The San Jose Sharks have spent most of their existence as a franchise working the “we’re the hockey players you’d want to move next door to” angle. They’ve spent most of this season not being able to score enough goals, especially 5x5, to be considered anything other than a playoff team with a short stay.
So Doug Wilson, who was shepherding his salary cap room for a summertime run at the New York Islanders’ John Tavares, decided to throw the dice across the room by acquiring high-powered/historically-high-maintenance left wing rental Evander Kane from the flatlined Buffalo Sabres.
The cost was high by Sharks standards – a conditional first-round draft pick in 2019, a conditional fourth-rounder in 2020 and prospect/14th forward Danny O’Regan – and Kane's history both in and outside the team has made him untouchable to many teams -- but the deal addresses an immediate need in a conference where the best teams are in other division and the best team in their own division is the ultra-precocious-but-still-expansion-y Las Vegas Golden Knights.
In other words, the Sharks have decided to leave the box of their typical thinking and take a swing for the downs.

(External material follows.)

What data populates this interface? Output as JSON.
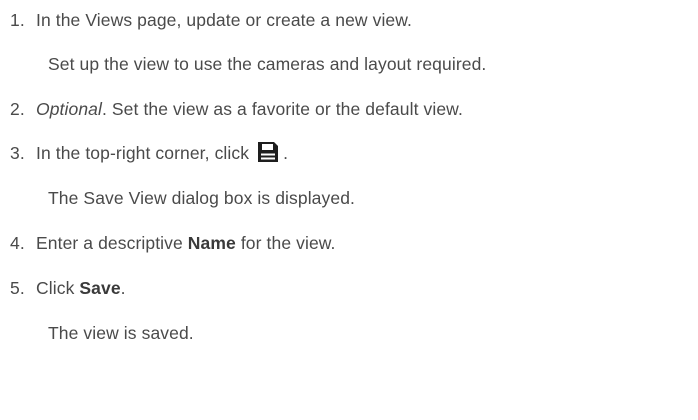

Allegedly papalytic while waiting for the return of Joe Thornton, they have gone outside their safe cocoon to make a weird end run at the Cup that has evaded them their entire existence.
Kane is a sniper and a volume goal-scorer who will have to hit the ice at a dead sprint to help San Jose, as his six-year $31.5 million contract expires this summer. Thus, there is no guarantee for either them or him when this season ends – whether it be in the worst-case scenario April 7 or in the next-best case June 15.
On the other hand, this has been a team near the bottom in scoring most of the season, with only a better-than-normal power play to save them from being fully adrift. They have not deteriorated in that statistic since Thornton’s injury but neither have they improved, so they will enter the playoffs (if they make it, that is – they are only three points clear of ninth with only 19 games to play) having to rely on a tested defense and a well-worked goalie in Martin Jones.
In short, Kane is either going to make an immediate and lasting difference or he will be a high-priced mistake by a team that sees an open window but is running out of time to get through it.